Start of Data to examine
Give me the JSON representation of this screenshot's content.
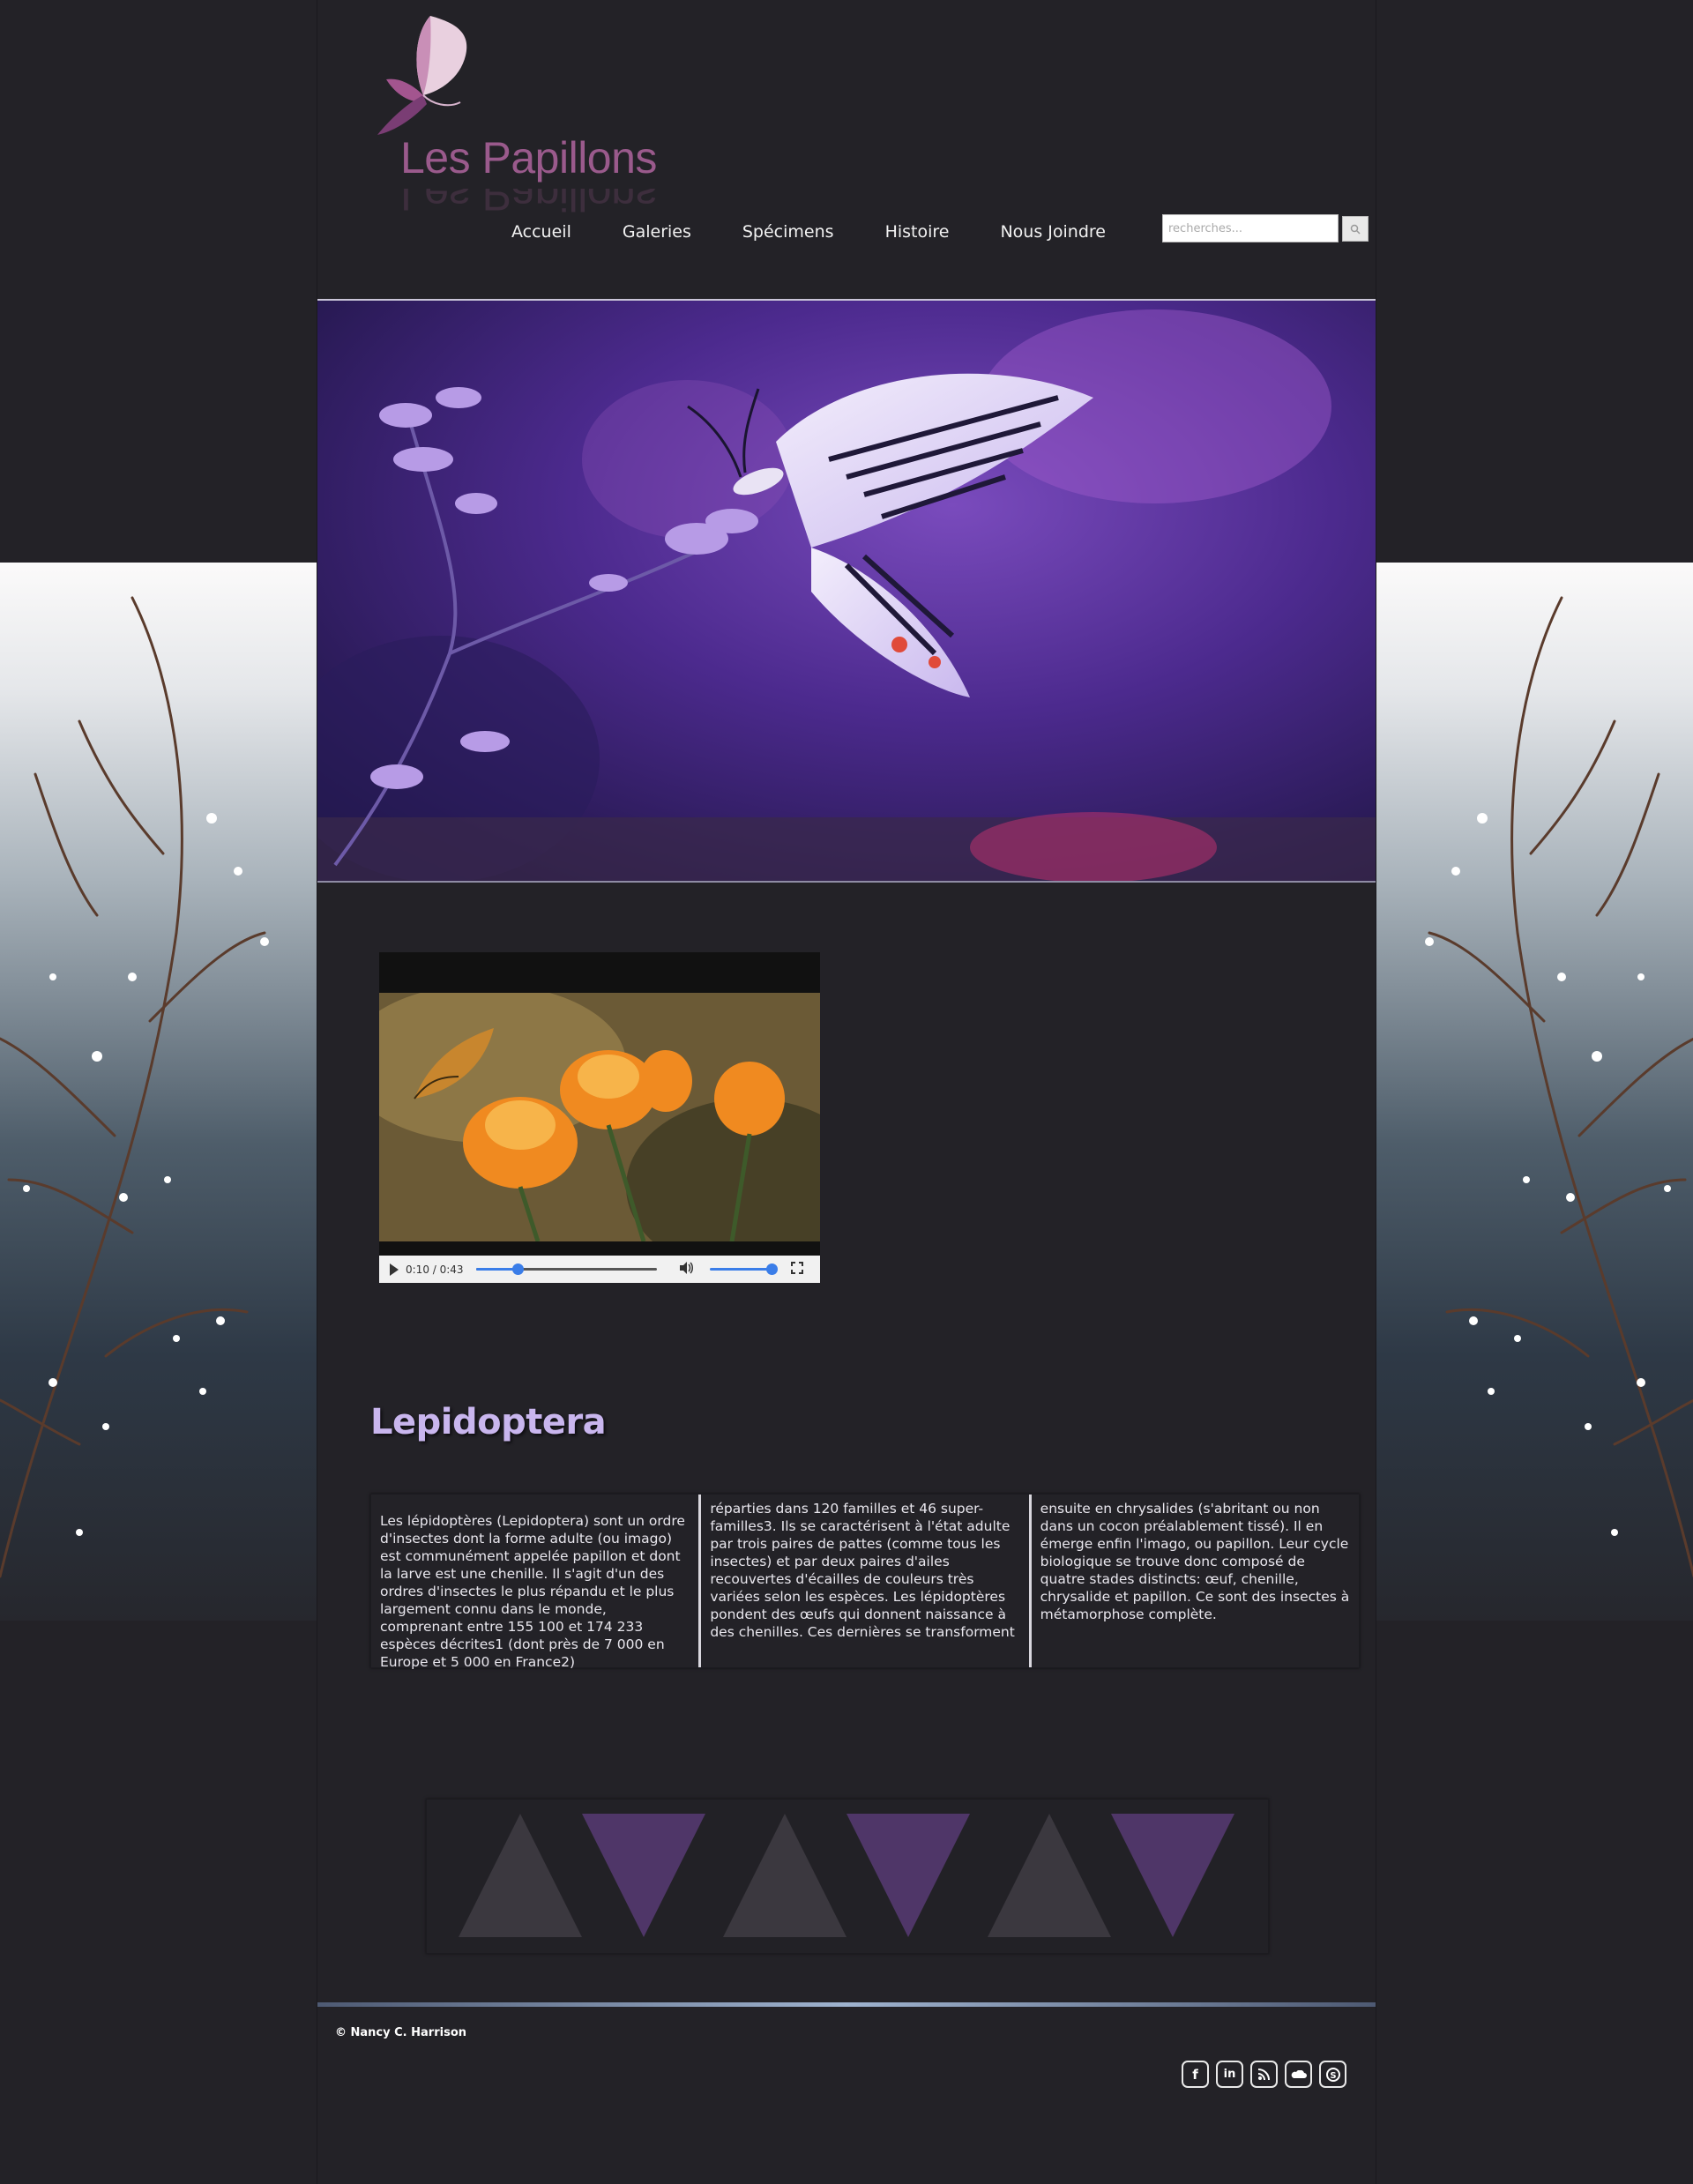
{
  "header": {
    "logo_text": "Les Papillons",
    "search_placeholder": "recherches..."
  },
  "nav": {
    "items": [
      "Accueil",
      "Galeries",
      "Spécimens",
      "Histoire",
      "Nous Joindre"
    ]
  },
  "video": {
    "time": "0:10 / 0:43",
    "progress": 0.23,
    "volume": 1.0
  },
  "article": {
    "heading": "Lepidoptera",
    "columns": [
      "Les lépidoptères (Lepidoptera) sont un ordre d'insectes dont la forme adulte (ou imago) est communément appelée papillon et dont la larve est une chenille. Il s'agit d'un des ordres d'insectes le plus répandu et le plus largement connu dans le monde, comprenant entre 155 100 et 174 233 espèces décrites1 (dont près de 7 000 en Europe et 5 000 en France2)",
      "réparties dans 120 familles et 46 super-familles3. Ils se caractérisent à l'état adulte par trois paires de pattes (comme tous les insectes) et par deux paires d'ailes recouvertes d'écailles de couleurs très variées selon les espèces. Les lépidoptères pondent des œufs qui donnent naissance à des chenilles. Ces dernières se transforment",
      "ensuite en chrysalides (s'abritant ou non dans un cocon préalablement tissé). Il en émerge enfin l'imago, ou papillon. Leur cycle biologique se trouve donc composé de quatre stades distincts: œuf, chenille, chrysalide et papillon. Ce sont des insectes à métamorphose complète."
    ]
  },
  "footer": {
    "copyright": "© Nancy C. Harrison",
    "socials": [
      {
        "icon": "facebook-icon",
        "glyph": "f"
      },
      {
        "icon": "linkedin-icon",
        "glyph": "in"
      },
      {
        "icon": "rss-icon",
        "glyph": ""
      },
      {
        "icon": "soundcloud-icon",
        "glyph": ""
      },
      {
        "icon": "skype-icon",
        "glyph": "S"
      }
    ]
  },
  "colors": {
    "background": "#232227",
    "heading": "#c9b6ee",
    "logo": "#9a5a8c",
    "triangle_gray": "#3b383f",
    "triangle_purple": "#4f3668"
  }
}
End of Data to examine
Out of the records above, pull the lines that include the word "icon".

        "icon": "facebook-icon",
        "icon": "linkedin-icon",
        "icon": "rss-icon",
        "icon": "soundcloud-icon",
        "icon": "skype-icon",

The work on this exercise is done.